         Weighing these factors, the Court determines that the entry of default should be set aside. First, Defendants' failure to answer was the result of negligence, not willful disregard. Defendants answered the Amended Complaint in this matter [#13, 15] and attended the Scheduling Conference [#20]. The Second Amended Complaint was filed on December 19, 2016. [#26] The following day, Defendants' counsel was unable to work and was admitted to the hospital in the early morning hours of December 21, 2016. [#36 at 2] Defendants' counsel underwent heart surgery the next day. [Id.] Complications from that surgery persisted through January 16, 2017. [Id. at 3] Defendants' counsel asserts that he communicated these issues with Plaintiff's counsel on January 13, 2016, and Plaintiff's counsel stated that he would not be enforcing any of the deadlines due to the illness. [Id. at 4] Plaintiff's counsel disputes at least some of these contentions and asserts that Defendants' counsel stated that he was “fine now” in a January 6, 2017 email to Plaintiffs' counsel. [#31 at 3]

         Based on these representations, it appears that the failure to answer was the result of negligence, as opposed to willful disregard.
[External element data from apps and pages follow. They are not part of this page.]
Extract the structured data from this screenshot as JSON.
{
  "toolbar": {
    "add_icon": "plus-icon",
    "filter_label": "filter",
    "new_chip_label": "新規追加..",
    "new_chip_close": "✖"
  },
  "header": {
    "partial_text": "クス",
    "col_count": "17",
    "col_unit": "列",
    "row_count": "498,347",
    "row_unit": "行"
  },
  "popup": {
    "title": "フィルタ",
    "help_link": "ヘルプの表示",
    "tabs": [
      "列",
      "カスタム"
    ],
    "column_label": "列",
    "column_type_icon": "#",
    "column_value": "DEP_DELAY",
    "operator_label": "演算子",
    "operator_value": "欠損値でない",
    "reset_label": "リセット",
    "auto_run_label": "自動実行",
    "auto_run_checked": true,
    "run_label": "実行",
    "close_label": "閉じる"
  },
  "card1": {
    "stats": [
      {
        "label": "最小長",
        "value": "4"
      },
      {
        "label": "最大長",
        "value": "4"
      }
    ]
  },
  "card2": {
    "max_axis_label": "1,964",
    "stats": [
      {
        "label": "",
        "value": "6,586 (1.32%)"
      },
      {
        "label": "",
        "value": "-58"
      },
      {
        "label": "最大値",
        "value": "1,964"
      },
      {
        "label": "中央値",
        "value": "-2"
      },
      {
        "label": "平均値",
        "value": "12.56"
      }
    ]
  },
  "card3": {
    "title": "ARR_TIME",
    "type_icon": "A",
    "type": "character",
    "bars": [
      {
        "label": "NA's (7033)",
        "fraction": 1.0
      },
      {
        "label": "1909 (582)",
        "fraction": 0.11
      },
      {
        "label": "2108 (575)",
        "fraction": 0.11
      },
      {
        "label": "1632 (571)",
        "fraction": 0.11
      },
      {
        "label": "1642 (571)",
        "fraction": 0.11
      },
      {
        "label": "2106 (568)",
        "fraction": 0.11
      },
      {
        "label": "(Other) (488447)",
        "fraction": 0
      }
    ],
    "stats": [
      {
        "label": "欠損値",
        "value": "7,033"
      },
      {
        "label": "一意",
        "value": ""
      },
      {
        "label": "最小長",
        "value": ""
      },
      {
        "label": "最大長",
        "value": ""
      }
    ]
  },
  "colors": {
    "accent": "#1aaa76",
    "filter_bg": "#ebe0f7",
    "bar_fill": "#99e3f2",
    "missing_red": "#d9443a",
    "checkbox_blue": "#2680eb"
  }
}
Defendants' counsel was ill for some of the time involved. While it does appear that Defendants' counsel had returned to work by January 16, 2017 and still did not answer by February 6, 2017, nothing suggests that this failure to answer was willful.

         Second, Plaintiffs have not even alleged, let alone demonstrated, any prejudice. Nor can the Court imagine any prejudice to Plaintiffs. Plaintiffs concede that Defendants continued to participate in discovery during the period after the response to the Second Amended Complaint was due [#31 at 4-5] and Defendants filed the instant Motion the same day that default was entered against the individual defendants. Moreover, the Court issues this Order setting aside the default within a week of the entry of default and before entry of a default judgment. Accordingly, this factor too supports setting aside the entry of default.

         Finally, with respect to the merits of the defense, Defendants largely dispute Plaintiffs' factual allegations. [#36 at 5-6] Resolving such issues would require this Court to engage in a “thorough inquiry ill suited to resolving a motion to set aside.” Sec. Nat'l Mortg. Co. v. Head, 13-cv-03020-PAB-BNB, 2014 WL 4627483, at *3 (D. Colo. Sept. 15, 2014). Thus, this third factor also supports setting aside the entries of default.

         For the reasons stated above, it is ORDERED that Plaintiff's Motion to Set Aside Default Judgment [#36] is GRANTED. The defaults entered against defendants [#32, 35] are VACATED. Defendants shall have until March 1, ...


Buy This Entire Record For $7.95

Download the entire decision to receive the complete text, official citation,
docket number, dissents and concurrences, and footnotes for this case.

Learn more about what you receive with purchase of this case.